‘In our time, many respond to the specter of complexity, relativity, and change by recoiling against the threat of “relativism.” This word and the morass of intellectual dangers that it signifies tend to evoke fear and other unhelpful reactions rather than thoughtfulness. When that happens, the two extreme positions mentioned above- blind assertions of dogmatic certainty and hopeless confessions of arbitrary relativism are common outcomes. Neither response is functional, however. Wisdom demands a more thoughtful conclusion, one that appropriates whatever elements of insight may have motivated both positions, while moving through and beyond them.

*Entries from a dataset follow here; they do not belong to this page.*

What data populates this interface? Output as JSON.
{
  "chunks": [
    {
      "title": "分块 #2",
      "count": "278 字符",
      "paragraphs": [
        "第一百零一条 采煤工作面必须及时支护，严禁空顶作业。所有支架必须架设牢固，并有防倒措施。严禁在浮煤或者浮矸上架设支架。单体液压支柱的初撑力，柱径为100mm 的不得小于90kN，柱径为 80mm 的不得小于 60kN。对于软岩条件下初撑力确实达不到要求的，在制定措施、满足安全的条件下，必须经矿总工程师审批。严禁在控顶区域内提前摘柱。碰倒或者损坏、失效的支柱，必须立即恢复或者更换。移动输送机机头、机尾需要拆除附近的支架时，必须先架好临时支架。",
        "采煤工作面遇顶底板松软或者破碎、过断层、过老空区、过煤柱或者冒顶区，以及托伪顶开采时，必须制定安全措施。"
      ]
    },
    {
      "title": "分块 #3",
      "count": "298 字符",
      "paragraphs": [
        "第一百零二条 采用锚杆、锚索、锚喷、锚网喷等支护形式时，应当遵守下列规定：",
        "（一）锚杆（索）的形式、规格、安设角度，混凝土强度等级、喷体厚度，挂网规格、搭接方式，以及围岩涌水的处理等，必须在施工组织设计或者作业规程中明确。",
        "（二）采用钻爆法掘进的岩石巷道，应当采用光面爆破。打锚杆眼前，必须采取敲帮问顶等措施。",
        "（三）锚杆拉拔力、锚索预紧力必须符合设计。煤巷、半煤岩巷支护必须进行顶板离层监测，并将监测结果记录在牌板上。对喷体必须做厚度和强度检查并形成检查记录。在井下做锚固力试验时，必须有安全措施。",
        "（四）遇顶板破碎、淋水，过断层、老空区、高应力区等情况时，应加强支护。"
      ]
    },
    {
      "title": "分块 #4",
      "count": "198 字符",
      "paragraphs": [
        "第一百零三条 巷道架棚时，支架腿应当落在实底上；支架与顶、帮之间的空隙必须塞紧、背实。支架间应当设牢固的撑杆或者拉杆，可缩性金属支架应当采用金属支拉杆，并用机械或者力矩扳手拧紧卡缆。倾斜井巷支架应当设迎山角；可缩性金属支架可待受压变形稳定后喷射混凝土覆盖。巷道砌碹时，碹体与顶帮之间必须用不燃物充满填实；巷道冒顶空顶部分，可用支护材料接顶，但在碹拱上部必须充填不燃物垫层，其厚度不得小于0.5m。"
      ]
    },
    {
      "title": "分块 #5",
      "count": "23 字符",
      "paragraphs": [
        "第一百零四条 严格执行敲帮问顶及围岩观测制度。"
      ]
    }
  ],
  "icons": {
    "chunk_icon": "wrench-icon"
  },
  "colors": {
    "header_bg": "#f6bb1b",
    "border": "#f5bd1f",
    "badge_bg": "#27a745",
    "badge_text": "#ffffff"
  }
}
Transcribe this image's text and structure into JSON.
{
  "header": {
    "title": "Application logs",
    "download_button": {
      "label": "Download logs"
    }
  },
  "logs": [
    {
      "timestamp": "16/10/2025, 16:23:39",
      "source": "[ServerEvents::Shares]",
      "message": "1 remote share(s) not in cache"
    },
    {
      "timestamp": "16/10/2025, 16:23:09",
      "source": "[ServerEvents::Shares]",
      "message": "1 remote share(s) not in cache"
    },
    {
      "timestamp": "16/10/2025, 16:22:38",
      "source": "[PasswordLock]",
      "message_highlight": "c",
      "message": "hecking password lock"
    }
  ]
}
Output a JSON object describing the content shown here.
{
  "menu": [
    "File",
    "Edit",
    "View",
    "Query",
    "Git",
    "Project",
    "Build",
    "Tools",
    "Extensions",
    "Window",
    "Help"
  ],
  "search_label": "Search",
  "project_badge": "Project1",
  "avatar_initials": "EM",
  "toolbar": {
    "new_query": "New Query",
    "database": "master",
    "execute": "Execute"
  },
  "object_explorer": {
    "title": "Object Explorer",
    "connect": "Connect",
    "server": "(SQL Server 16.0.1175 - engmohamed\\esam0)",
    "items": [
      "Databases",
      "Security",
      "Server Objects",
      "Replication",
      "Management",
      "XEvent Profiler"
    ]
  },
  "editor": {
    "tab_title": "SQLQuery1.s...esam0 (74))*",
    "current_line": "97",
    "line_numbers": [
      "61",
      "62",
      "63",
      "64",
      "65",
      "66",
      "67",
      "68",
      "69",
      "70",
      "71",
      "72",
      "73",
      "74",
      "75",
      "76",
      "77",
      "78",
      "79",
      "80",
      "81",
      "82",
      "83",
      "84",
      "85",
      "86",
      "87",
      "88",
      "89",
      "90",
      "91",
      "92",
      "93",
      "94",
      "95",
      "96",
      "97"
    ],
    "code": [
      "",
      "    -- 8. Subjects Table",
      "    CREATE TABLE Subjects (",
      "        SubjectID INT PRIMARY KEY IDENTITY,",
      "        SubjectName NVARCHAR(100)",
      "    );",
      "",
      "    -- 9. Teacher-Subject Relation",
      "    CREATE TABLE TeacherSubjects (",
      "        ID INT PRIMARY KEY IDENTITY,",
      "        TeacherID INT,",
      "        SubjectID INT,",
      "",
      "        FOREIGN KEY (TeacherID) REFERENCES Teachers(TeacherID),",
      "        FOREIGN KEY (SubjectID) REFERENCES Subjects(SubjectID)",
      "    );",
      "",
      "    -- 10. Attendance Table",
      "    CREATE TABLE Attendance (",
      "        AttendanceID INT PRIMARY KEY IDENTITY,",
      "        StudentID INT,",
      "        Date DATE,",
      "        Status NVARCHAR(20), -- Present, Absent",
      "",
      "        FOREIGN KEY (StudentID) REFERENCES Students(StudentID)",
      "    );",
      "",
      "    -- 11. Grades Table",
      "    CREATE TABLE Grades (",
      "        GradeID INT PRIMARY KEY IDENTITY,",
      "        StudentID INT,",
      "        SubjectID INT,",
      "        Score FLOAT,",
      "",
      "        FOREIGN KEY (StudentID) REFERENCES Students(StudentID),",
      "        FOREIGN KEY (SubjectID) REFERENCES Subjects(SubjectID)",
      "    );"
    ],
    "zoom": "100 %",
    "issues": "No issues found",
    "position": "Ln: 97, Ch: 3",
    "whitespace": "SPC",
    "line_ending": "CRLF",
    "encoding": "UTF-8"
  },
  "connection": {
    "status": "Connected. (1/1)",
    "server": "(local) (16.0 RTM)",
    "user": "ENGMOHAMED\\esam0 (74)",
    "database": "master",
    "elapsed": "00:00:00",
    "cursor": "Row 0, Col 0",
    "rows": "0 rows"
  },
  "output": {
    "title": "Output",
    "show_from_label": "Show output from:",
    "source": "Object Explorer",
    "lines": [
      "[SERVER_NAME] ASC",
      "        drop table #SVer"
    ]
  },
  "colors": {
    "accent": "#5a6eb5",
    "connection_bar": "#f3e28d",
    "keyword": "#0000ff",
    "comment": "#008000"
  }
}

The partial truth that lends credence to the reaction of “arbitrary relativism” is that human beings are indeed finite, not unlimited in mental powers, and we do live in the midst of an always changing reality that is shifting in accordance with the complex of relations within it. Our concepts are therefore always articulated from particular points of view and always insufficient to a comprehensive and definitive grasp of what they seek to understand. But to conclude from these realizations that our concepts and decisions are therefore arbitrary is an enormously mistaken response to the issue, one that interprets the “relations” in which we stand as insurmountable barriers to understanding rather than as the very connections that make understanding possible. The dangers presented by that naive view lead some people to embrace the opposite view since, without thinking carefully, they see it as the only other option. But assertions of dogmatic certainty do not fare any better. They are equally immature attempts to avoid facing the issue directly. Merely asserting that the understanding currently most persuasive to my mind or the perspectives afforded by my culture are absolute and unconditional does not make it so, and such assertions fly in the face of substantial evidence to the contrary.’ (The Six Perfections)
I am sure I have said this before, but it is hard to open this book anywhere and not encounter strong thinking like this.